[[ Data supplied open ]]
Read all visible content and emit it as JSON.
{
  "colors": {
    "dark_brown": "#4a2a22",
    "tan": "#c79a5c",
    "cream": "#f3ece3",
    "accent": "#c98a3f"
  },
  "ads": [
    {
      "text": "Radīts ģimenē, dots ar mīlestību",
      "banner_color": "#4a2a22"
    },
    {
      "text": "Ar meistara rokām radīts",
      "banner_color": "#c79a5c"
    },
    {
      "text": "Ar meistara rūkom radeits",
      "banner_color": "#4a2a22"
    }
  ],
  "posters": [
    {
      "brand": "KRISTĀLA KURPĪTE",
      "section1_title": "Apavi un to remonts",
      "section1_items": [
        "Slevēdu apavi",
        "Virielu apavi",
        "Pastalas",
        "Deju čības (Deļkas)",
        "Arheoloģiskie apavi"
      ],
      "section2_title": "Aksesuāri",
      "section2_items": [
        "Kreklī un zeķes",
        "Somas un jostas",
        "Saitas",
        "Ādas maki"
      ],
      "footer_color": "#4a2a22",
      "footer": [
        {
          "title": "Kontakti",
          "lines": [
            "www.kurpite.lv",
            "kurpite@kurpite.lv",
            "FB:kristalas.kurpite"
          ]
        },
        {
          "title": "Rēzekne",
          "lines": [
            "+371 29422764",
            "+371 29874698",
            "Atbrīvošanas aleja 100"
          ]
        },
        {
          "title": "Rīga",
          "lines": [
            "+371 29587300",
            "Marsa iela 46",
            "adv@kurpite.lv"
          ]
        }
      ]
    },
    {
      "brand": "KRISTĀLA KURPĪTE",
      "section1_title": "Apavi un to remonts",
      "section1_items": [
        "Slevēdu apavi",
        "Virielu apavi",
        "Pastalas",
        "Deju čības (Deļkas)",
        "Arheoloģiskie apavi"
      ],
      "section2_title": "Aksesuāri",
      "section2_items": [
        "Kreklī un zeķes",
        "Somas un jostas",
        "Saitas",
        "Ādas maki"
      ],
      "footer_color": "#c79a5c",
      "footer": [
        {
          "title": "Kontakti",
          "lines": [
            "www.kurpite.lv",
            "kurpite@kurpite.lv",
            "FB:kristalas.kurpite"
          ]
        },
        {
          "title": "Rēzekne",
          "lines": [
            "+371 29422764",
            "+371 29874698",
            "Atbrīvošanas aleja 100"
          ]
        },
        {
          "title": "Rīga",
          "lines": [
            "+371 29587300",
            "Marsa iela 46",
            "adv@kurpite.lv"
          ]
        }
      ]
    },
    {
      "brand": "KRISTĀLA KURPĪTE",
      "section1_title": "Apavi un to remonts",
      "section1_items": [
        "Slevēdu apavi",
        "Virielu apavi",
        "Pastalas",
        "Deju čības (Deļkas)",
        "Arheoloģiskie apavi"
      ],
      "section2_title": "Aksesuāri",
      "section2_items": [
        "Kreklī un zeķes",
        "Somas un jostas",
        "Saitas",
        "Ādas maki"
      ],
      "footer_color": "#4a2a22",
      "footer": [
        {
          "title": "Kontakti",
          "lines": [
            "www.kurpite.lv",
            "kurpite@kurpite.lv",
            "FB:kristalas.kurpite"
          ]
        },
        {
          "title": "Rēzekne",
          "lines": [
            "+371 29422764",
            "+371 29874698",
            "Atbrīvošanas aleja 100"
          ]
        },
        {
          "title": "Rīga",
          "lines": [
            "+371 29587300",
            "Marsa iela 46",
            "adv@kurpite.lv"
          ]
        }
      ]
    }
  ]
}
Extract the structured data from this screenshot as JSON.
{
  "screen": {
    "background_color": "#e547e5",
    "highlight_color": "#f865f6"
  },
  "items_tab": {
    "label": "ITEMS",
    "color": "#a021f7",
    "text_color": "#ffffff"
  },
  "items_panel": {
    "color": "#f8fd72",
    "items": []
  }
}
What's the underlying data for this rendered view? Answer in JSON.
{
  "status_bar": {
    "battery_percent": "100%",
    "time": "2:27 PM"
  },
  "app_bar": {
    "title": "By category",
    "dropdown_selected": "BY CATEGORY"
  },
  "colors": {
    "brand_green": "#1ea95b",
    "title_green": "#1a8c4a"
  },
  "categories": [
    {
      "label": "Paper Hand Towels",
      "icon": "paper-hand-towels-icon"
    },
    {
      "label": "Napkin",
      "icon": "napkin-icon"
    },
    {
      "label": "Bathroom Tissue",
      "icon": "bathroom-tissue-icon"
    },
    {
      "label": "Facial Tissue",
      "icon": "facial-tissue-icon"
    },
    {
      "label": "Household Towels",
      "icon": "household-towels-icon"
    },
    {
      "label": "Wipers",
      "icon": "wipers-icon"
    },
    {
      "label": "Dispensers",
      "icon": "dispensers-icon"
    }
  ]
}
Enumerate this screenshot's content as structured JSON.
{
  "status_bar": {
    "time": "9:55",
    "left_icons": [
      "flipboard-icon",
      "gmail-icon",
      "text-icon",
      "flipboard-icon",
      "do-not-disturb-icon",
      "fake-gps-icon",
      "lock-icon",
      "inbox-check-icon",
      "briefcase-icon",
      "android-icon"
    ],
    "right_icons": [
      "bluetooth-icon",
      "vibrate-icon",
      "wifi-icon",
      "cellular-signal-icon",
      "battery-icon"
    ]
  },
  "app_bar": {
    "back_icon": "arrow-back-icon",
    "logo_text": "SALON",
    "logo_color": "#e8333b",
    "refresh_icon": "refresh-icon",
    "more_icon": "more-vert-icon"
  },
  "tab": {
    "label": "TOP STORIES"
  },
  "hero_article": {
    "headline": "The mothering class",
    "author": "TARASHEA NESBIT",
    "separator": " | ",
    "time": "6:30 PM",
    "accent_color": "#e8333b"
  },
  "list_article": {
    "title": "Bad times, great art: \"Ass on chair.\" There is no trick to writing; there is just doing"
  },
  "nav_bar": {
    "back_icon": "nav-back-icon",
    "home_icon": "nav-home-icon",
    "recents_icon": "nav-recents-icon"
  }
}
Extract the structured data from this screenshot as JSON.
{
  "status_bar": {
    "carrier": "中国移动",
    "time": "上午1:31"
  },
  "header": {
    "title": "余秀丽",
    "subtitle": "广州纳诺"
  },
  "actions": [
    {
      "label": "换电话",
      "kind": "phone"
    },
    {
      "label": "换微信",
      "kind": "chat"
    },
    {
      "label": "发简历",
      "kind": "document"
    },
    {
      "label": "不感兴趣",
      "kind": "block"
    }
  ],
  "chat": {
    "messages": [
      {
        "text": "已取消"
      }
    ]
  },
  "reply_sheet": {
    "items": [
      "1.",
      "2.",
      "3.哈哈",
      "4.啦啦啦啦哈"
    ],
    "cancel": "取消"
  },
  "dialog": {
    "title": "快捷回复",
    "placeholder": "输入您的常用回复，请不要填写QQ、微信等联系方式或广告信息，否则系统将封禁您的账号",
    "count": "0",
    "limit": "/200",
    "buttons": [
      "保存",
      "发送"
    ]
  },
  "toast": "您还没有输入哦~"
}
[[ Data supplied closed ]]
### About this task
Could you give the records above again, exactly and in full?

### Task result
Read all visible content and emit it as JSON.
{
  "colors": {
    "dark_brown": "#4a2a22",
    "tan": "#c79a5c",
    "cream": "#f3ece3",
    "accent": "#c98a3f"
  },
  "ads": [
    {
      "text": "Radīts ģimenē, dots ar mīlestību",
      "banner_color": "#4a2a22"
    },
    {
      "text": "Ar meistara rokām radīts",
      "banner_color": "#c79a5c"
    },
    {
      "text": "Ar meistara rūkom radeits",
      "banner_color": "#4a2a22"
    }
  ],
  "posters": [
    {
      "brand": "KRISTĀLA KURPĪTE",
      "section1_title": "Apavi un to remonts",
      "section1_items": [
        "Slevēdu apavi",
        "Virielu apavi",
        "Pastalas",
        "Deju čības (Deļkas)",
        "Arheoloģiskie apavi"
      ],
      "section2_title": "Aksesuāri",
      "section2_items": [
        "Kreklī un zeķes",
        "Somas un jostas",
        "Saitas",
        "Ādas maki"
      ],
      "footer_color": "#4a2a22",
      "footer": [
        {
          "title": "Kontakti",
          "lines": [
            "www.kurpite.lv",
            "kurpite@kurpite.lv",
            "FB:kristalas.kurpite"
          ]
        },
        {
          "title": "Rēzekne",
          "lines": [
            "+371 29422764",
            "+371 29874698",
            "Atbrīvošanas aleja 100"
          ]
        },
        {
          "title": "Rīga",
          "lines": [
            "+371 29587300",
            "Marsa iela 46",
            "adv@kurpite.lv"
          ]
        }
      ]
    },
    {
      "brand": "KRISTĀLA KURPĪTE",
      "section1_title": "Apavi un to remonts",
      "section1_items": [
        "Slevēdu apavi",
        "Virielu apavi",
        "Pastalas",
        "Deju čības (Deļkas)",
        "Arheoloģiskie apavi"
      ],
      "section2_title": "Aksesuāri",
      "section2_items": [
        "Kreklī un zeķes",
        "Somas un jostas",
        "Saitas",
        "Ādas maki"
      ],
      "footer_color": "#c79a5c",
      "footer": [
        {
          "title": "Kontakti",
          "lines": [
            "www.kurpite.lv",
            "kurpite@kurpite.lv",
            "FB:kristalas.kurpite"
          ]
        },
        {
          "title": "Rēzekne",
          "lines": [
            "+371 29422764",
            "+371 29874698",
            "Atbrīvošanas aleja 100"
          ]
        },
        {
          "title": "Rīga",
          "lines": [
            "+371 29587300",
            "Marsa iela 46",
            "adv@kurpite.lv"
          ]
        }
      ]
    },
    {
      "brand": "KRISTĀLA KURPĪTE",
      "section1_title": "Apavi un to remonts",
      "section1_items": [
        "Slevēdu apavi",
        "Virielu apavi",
        "Pastalas",
        "Deju čības (Deļkas)",
        "Arheoloģiskie apavi"
      ],
      "section2_title": "Aksesuāri",
      "section2_items": [
        "Kreklī un zeķes",
        "Somas un jostas",
        "Saitas",
        "Ādas maki"
      ],
      "footer_color": "#4a2a22",
      "footer": [
        {
          "title": "Kontakti",
          "lines": [
            "www.kurpite.lv",
            "kurpite@kurpite.lv",
            "FB:kristalas.kurpite"
          ]
        },
        {
          "title": "Rēzekne",
          "lines": [
            "+371 29422764",
            "+371 29874698",
            "Atbrīvošanas aleja 100"
          ]
        },
        {
          "title": "Rīga",
          "lines": [
            "+371 29587300",
            "Marsa iela 46",
            "adv@kurpite.lv"
          ]
        }
      ]
    }
  ]
}
Extract the structured data from this screenshot as JSON.
{
  "screen": {
    "background_color": "#e547e5",
    "highlight_color": "#f865f6"
  },
  "items_tab": {
    "label": "ITEMS",
    "color": "#a021f7",
    "text_color": "#ffffff"
  },
  "items_panel": {
    "color": "#f8fd72",
    "items": []
  }
}
What's the underlying data for this rendered view? Answer in JSON.
{
  "status_bar": {
    "battery_percent": "100%",
    "time": "2:27 PM"
  },
  "app_bar": {
    "title": "By category",
    "dropdown_selected": "BY CATEGORY"
  },
  "colors": {
    "brand_green": "#1ea95b",
    "title_green": "#1a8c4a"
  },
  "categories": [
    {
      "label": "Paper Hand Towels",
      "icon": "paper-hand-towels-icon"
    },
    {
      "label": "Napkin",
      "icon": "napkin-icon"
    },
    {
      "label": "Bathroom Tissue",
      "icon": "bathroom-tissue-icon"
    },
    {
      "label": "Facial Tissue",
      "icon": "facial-tissue-icon"
    },
    {
      "label": "Household Towels",
      "icon": "household-towels-icon"
    },
    {
      "label": "Wipers",
      "icon": "wipers-icon"
    },
    {
      "label": "Dispensers",
      "icon": "dispensers-icon"
    }
  ]
}
Enumerate this screenshot's content as structured JSON.
{
  "status_bar": {
    "time": "9:55",
    "left_icons": [
      "flipboard-icon",
      "gmail-icon",
      "text-icon",
      "flipboard-icon",
      "do-not-disturb-icon",
      "fake-gps-icon",
      "lock-icon",
      "inbox-check-icon",
      "briefcase-icon",
      "android-icon"
    ],
    "right_icons": [
      "bluetooth-icon",
      "vibrate-icon",
      "wifi-icon",
      "cellular-signal-icon",
      "battery-icon"
    ]
  },
  "app_bar": {
    "back_icon": "arrow-back-icon",
    "logo_text": "SALON",
    "logo_color": "#e8333b",
    "refresh_icon": "refresh-icon",
    "more_icon": "more-vert-icon"
  },
  "tab": {
    "label": "TOP STORIES"
  },
  "hero_article": {
    "headline": "The mothering class",
    "author": "TARASHEA NESBIT",
    "separator": " | ",
    "time": "6:30 PM",
    "accent_color": "#e8333b"
  },
  "list_article": {
    "title": "Bad times, great art: \"Ass on chair.\" There is no trick to writing; there is just doing"
  },
  "nav_bar": {
    "back_icon": "nav-back-icon",
    "home_icon": "nav-home-icon",
    "recents_icon": "nav-recents-icon"
  }
}
Extract the structured data from this screenshot as JSON.
{
  "status_bar": {
    "carrier": "中国移动",
    "time": "上午1:31"
  },
  "header": {
    "title": "余秀丽",
    "subtitle": "广州纳诺"
  },
  "actions": [
    {
      "label": "换电话",
      "kind": "phone"
    },
    {
      "label": "换微信",
      "kind": "chat"
    },
    {
      "label": "发简历",
      "kind": "document"
    },
    {
      "label": "不感兴趣",
      "kind": "block"
    }
  ],
  "chat": {
    "messages": [
      {
        "text": "已取消"
      }
    ]
  },
  "reply_sheet": {
    "items": [
      "1.",
      "2.",
      "3.哈哈",
      "4.啦啦啦啦哈"
    ],
    "cancel": "取消"
  },
  "dialog": {
    "title": "快捷回复",
    "placeholder": "输入您的常用回复，请不要填写QQ、微信等联系方式或广告信息，否则系统将封禁您的账号",
    "count": "0",
    "limit": "/200",
    "buttons": [
      "保存",
      "发送"
    ]
  },
  "toast": "您还没有输入哦~"
}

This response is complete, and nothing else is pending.